But we won’t be able to gather at their feet if this season of social distancing endures till Ramadan. We won’t be able to sit before Sheik Dhikrullah Shaafii, the grand Mufti of Conference of Islamic Organizations whose Tafsir at the Islamic Centre along Apapa Osodi Express Way in Lagos is always deep and soul-stirring.
Now, our Tarawee prayers, the nightly voluntary congregational prayers after solaatul isha will likely be killed since our masjids are under lockdown. If we cannot pray Jumma congregation under COVID 19, and we have been barred from daily prayers where congregation will exceed 50, then our Iitiqaaf, the usual retreat of the last days of Ramadan is in jeopardy.
The Laitul Qadr, the Night of Majesty, the odd nights in the last 10 days of Ramadan will always remain majestic. it is documented that durin tese ten odd numbered nights, Shaitan is chained, the gates of hellfire are locked and Forgiveness is free as anybody who witnesses it is surely redeemed and blessed.
In these last ten nights, we hardly sleep much as we spend them in the vigil of Tahajjud, invoking the blessing and mercy of Allah and seeking forgiveness. Despite the majesty of Lailatul Qadr, more glorious than one thousand nights we may have to remain indoors rather go to the large mosques to experience it.
The rich among us wo spend Ramadan in Saudi Arabia or travel for the lesser hajj, Umra especially in the last ten days of Ramadan will also be forced to remain in the country as the Saudi authorities have cancelled Umra this year in deference to the Corona Virus pandemic.
If we are still under lockdown during the entire Ramadan – we pray this ends soon – our Eid el Fitri will also suffer as we won’t have the luxury of trooping to the ‘Eid rounds to celebrate the praise of Allah amidst throngs of other Muslims at the end of Ramadan.
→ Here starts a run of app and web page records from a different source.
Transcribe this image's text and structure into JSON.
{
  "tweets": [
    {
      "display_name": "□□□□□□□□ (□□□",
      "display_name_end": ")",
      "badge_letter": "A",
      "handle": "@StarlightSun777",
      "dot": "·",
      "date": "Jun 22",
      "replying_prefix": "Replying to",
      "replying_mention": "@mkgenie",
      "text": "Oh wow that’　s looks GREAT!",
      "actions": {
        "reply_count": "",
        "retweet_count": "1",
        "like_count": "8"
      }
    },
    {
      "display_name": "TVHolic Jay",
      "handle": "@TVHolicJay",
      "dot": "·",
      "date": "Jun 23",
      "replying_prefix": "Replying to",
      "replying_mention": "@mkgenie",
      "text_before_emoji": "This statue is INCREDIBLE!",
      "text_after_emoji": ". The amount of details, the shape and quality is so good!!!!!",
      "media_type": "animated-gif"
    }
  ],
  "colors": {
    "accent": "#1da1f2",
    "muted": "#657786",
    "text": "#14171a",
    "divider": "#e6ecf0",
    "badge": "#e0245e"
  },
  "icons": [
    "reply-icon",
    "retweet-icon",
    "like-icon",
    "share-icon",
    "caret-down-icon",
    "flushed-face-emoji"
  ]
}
Despite what COVID-19 portends for us however, we can still make the best of it. We can turn our sitting rooms to our masjid. We can recreate our Tafsir. A responsible and knowledgeable Muslim male should be able to gather the family together and feed them with gems from the Quran. That should substitute for the public Tafsir.
Such Muslims breadwinners should be able to lead the family in the nightly Tarawee or Tahajjud to substitute for the congregational ones because collective Tahajjud or Tarawee is even situational or circumstantial and not originally obligatory or compulsory.
So, Ramadan may be dour this year if there no relief of the pandemic soon. But should this disturb our virtuous deeds, our charitable acts that are usually more effusive in the month of mercy? No. It only makes them more meritorious because they would not be very open as no public show is made of such acts in Ramadan under pandemic.
We pray to witness more Ramadan in life, pandemic or no pandemic. Ramadan Kareem as we count down in days and hours to Ramadan 1441 starting possibly on Friday 24, 2000 if the Corona Virus Pandemic Lockdown persists.
Abdulwarees, an Assistant Director of Strategic Planning and Corporate Development volunteers for the Muslim Public Affairs Centre, MPAC Nigeria as Director, Media and Strategic Communication. 08090585723